"I just don't understand why you can't open up a few windows and turn on a fan," said my dad. "Do whatever it takes so it doesn't feel so hot, and by the way, it's not that hot, the turkey won't take long, it's just one day that we do this, what's the big deal, turn the oven down and cook it longer, what's going on, turn on the air conditioner," pleaded my dad. You name it, he said it. He probably commiserated by phone with relatives back in New York, el pobre.
When my mother said "Oh my God it's just a turkey, what's the big deal," that unleashed a whole lot of back and forth between my parents in the kitchen. I thought, 'Wow, just like in the movies, an argument at Thanksgiving!' You see, no one in Puerto Rico waits until Thanksgiving to get into a family argument. Whatever the issue might be, it's fought when it happens. So this was unique! It almost felt like being in the States, with the national dog show on TV in the background, albeit with subtitles.

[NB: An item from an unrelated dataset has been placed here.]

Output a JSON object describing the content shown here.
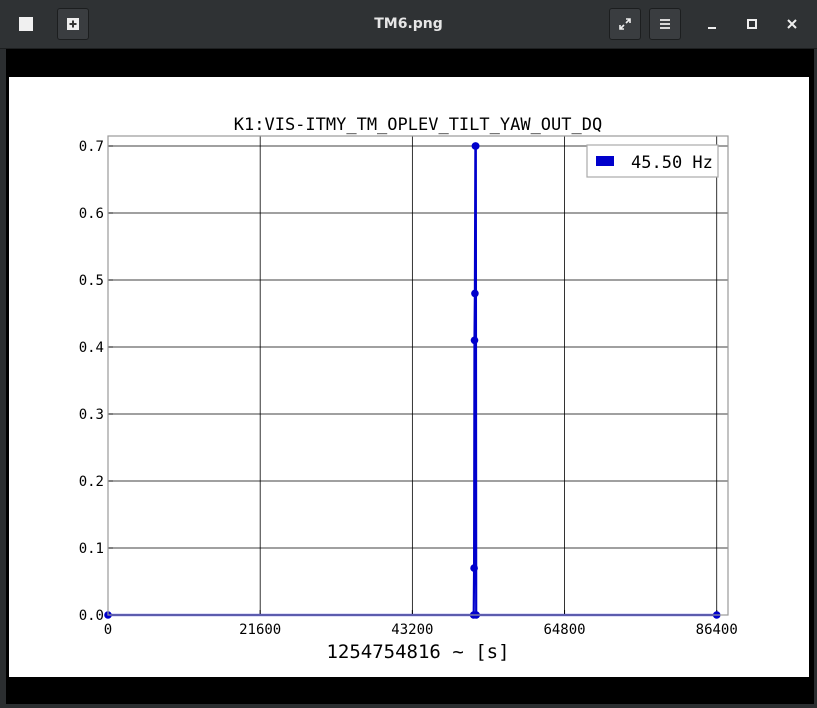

After much back-and-forth, the Sansgibin backyard picnic won out. My mother said she wasn't dealing with the turkey and that's that, end of story. I chimed in, telling my father it was different and fun, so why not?
Trust me, a handful of loud kids jumping up and down screaming, 'Yeah, why not?' wears down even the best of them, no doubt about that.
And so we took Thanksgiving outside, al fresco.
We had all kind of delicious dishes that my mother made from scratch, and we indeed had a fun time. Even my father later admitted that was the case.
In so many ways our turkeyless feast was the epitome of Thanksgiving, or rather, Sansgibin. We were surrounded by loved ones and happy to be celebrating an American holiday tradition - only in our own, tropical family way.